▸ AIM OF THE TASK:
In your copy, each record should read exactly as it does below, and no pictures should be present.

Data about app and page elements
_ _ _ _ _
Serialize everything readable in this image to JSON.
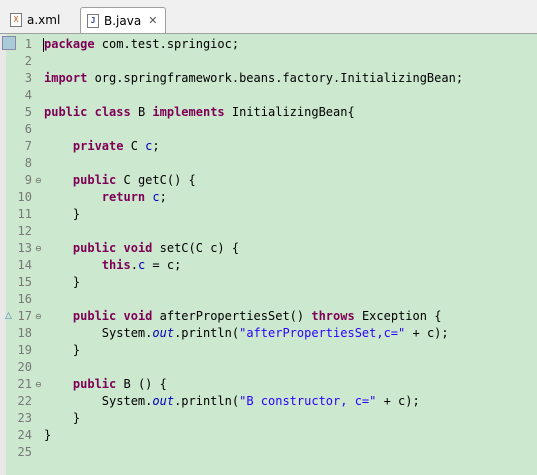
{
  "tabs": [
    {
      "label": "a.xml",
      "icon": "xml-file-icon",
      "active": false
    },
    {
      "label": "B.java",
      "icon": "java-file-icon",
      "active": true,
      "close": "✕"
    }
  ],
  "lines": [
    {
      "n": "1",
      "tokens": [
        [
          "",
          "package"
        ],
        [
          "p",
          " com.test.springioc;"
        ]
      ]
    },
    {
      "n": "2",
      "tokens": []
    },
    {
      "n": "3",
      "tokens": [
        [
          "kw",
          "import"
        ],
        [
          "p",
          " org.springframework.beans.factory.InitializingBean;"
        ]
      ]
    },
    {
      "n": "4",
      "tokens": []
    },
    {
      "n": "5",
      "tokens": [
        [
          "kw",
          "public"
        ],
        [
          "p",
          " "
        ],
        [
          "kw",
          "class"
        ],
        [
          "p",
          " B "
        ],
        [
          "kw",
          "implements"
        ],
        [
          "p",
          " InitializingBean{"
        ]
      ]
    },
    {
      "n": "6",
      "tokens": []
    },
    {
      "n": "7",
      "tokens": [
        [
          "p",
          "    "
        ],
        [
          "kw",
          "private"
        ],
        [
          "p",
          " C "
        ],
        [
          "fld",
          "c"
        ],
        [
          "p",
          ";"
        ]
      ]
    },
    {
      "n": "8",
      "tokens": []
    },
    {
      "n": "9",
      "tokens": [
        [
          "p",
          "    "
        ],
        [
          "kw",
          "public"
        ],
        [
          "p",
          " C getC() {"
        ]
      ],
      "fold": true
    },
    {
      "n": "10",
      "tokens": [
        [
          "p",
          "        "
        ],
        [
          "kw",
          "return"
        ],
        [
          "p",
          " "
        ],
        [
          "fld",
          "c"
        ],
        [
          "p",
          ";"
        ]
      ]
    },
    {
      "n": "11",
      "tokens": [
        [
          "p",
          "    }"
        ]
      ]
    },
    {
      "n": "12",
      "tokens": []
    },
    {
      "n": "13",
      "tokens": [
        [
          "p",
          "    "
        ],
        [
          "kw",
          "public"
        ],
        [
          "p",
          " "
        ],
        [
          "kw",
          "void"
        ],
        [
          "p",
          " setC(C c) {"
        ]
      ],
      "fold": true
    },
    {
      "n": "14",
      "tokens": [
        [
          "p",
          "        "
        ],
        [
          "kw",
          "this"
        ],
        [
          "p",
          "."
        ],
        [
          "fld",
          "c"
        ],
        [
          "p",
          " = c;"
        ]
      ]
    },
    {
      "n": "15",
      "tokens": [
        [
          "p",
          "    }"
        ]
      ]
    },
    {
      "n": "16",
      "tokens": []
    },
    {
      "n": "17",
      "tokens": [
        [
          "p",
          "    "
        ],
        [
          "kw",
          "public"
        ],
        [
          "p",
          " "
        ],
        [
          "kw",
          "void"
        ],
        [
          "p",
          " afterPropertiesSet() "
        ],
        [
          "kw",
          "throws"
        ],
        [
          "p",
          " Exception {"
        ]
      ],
      "fold": true,
      "override": true
    },
    {
      "n": "18",
      "tokens": [
        [
          "p",
          "        System."
        ],
        [
          "sf",
          "out"
        ],
        [
          "p",
          ".println("
        ],
        [
          "str",
          "\"afterPropertiesSet,c=\""
        ],
        [
          "p",
          " + c);"
        ]
      ]
    },
    {
      "n": "19",
      "tokens": [
        [
          "p",
          "    }"
        ]
      ]
    },
    {
      "n": "20",
      "tokens": []
    },
    {
      "n": "21",
      "tokens": [
        [
          "p",
          "    "
        ],
        [
          "kw",
          "public"
        ],
        [
          "p",
          " B () {"
        ]
      ],
      "fold": true
    },
    {
      "n": "22",
      "tokens": [
        [
          "p",
          "        System."
        ],
        [
          "sf",
          "out"
        ],
        [
          "p",
          ".println("
        ],
        [
          "str",
          "\"B constructor, c=\""
        ],
        [
          "p",
          " + c);"
        ]
      ]
    },
    {
      "n": "23",
      "tokens": [
        [
          "p",
          "    }"
        ]
      ]
    },
    {
      "n": "24",
      "tokens": [
        [
          "p",
          "}"
        ]
      ]
    },
    {
      "n": "25",
      "tokens": []
    }
  ],
  "first_line_keyword": "package"
}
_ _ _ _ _
▸ ANSWER SECTION:
Serialize everything readable in this image to JSON.
{
  "tabs": [
    {
      "label": "a.xml",
      "icon": "xml-file-icon",
      "active": false
    },
    {
      "label": "B.java",
      "icon": "java-file-icon",
      "active": true,
      "close": "✕"
    }
  ],
  "lines": [
    {
      "n": "1",
      "tokens": [
        [
          "",
          "package"
        ],
        [
          "p",
          " com.test.springioc;"
        ]
      ]
    },
    {
      "n": "2",
      "tokens": []
    },
    {
      "n": "3",
      "tokens": [
        [
          "kw",
          "import"
        ],
        [
          "p",
          " org.springframework.beans.factory.InitializingBean;"
        ]
      ]
    },
    {
      "n": "4",
      "tokens": []
    },
    {
      "n": "5",
      "tokens": [
        [
          "kw",
          "public"
        ],
        [
          "p",
          " "
        ],
        [
          "kw",
          "class"
        ],
        [
          "p",
          " B "
        ],
        [
          "kw",
          "implements"
        ],
        [
          "p",
          " InitializingBean{"
        ]
      ]
    },
    {
      "n": "6",
      "tokens": []
    },
    {
      "n": "7",
      "tokens": [
        [
          "p",
          "    "
        ],
        [
          "kw",
          "private"
        ],
        [
          "p",
          " C "
        ],
        [
          "fld",
          "c"
        ],
        [
          "p",
          ";"
        ]
      ]
    },
    {
      "n": "8",
      "tokens": []
    },
    {
      "n": "9",
      "tokens": [
        [
          "p",
          "    "
        ],
        [
          "kw",
          "public"
        ],
        [
          "p",
          " C getC() {"
        ]
      ],
      "fold": true
    },
    {
      "n": "10",
      "tokens": [
        [
          "p",
          "        "
        ],
        [
          "kw",
          "return"
        ],
        [
          "p",
          " "
        ],
        [
          "fld",
          "c"
        ],
        [
          "p",
          ";"
        ]
      ]
    },
    {
      "n": "11",
      "tokens": [
        [
          "p",
          "    }"
        ]
      ]
    },
    {
      "n": "12",
      "tokens": []
    },
    {
      "n": "13",
      "tokens": [
        [
          "p",
          "    "
        ],
        [
          "kw",
          "public"
        ],
        [
          "p",
          " "
        ],
        [
          "kw",
          "void"
        ],
        [
          "p",
          " setC(C c) {"
        ]
      ],
      "fold": true
    },
    {
      "n": "14",
      "tokens": [
        [
          "p",
          "        "
        ],
        [
          "kw",
          "this"
        ],
        [
          "p",
          "."
        ],
        [
          "fld",
          "c"
        ],
        [
          "p",
          " = c;"
        ]
      ]
    },
    {
      "n": "15",
      "tokens": [
        [
          "p",
          "    }"
        ]
      ]
    },
    {
      "n": "16",
      "tokens": []
    },
    {
      "n": "17",
      "tokens": [
        [
          "p",
          "    "
        ],
        [
          "kw",
          "public"
        ],
        [
          "p",
          " "
        ],
        [
          "kw",
          "void"
        ],
        [
          "p",
          " afterPropertiesSet() "
        ],
        [
          "kw",
          "throws"
        ],
        [
          "p",
          " Exception {"
        ]
      ],
      "fold": true,
      "override": true
    },
    {
      "n": "18",
      "tokens": [
        [
          "p",
          "        System."
        ],
        [
          "sf",
          "out"
        ],
        [
          "p",
          ".println("
        ],
        [
          "str",
          "\"afterPropertiesSet,c=\""
        ],
        [
          "p",
          " + c);"
        ]
      ]
    },
    {
      "n": "19",
      "tokens": [
        [
          "p",
          "    }"
        ]
      ]
    },
    {
      "n": "20",
      "tokens": []
    },
    {
      "n": "21",
      "tokens": [
        [
          "p",
          "    "
        ],
        [
          "kw",
          "public"
        ],
        [
          "p",
          " B () {"
        ]
      ],
      "fold": true
    },
    {
      "n": "22",
      "tokens": [
        [
          "p",
          "        System."
        ],
        [
          "sf",
          "out"
        ],
        [
          "p",
          ".println("
        ],
        [
          "str",
          "\"B constructor, c=\""
        ],
        [
          "p",
          " + c);"
        ]
      ]
    },
    {
      "n": "23",
      "tokens": [
        [
          "p",
          "    }"
        ]
      ]
    },
    {
      "n": "24",
      "tokens": [
        [
          "p",
          "}"
        ]
      ]
    },
    {
      "n": "25",
      "tokens": []
    }
  ],
  "first_line_keyword": "package"
}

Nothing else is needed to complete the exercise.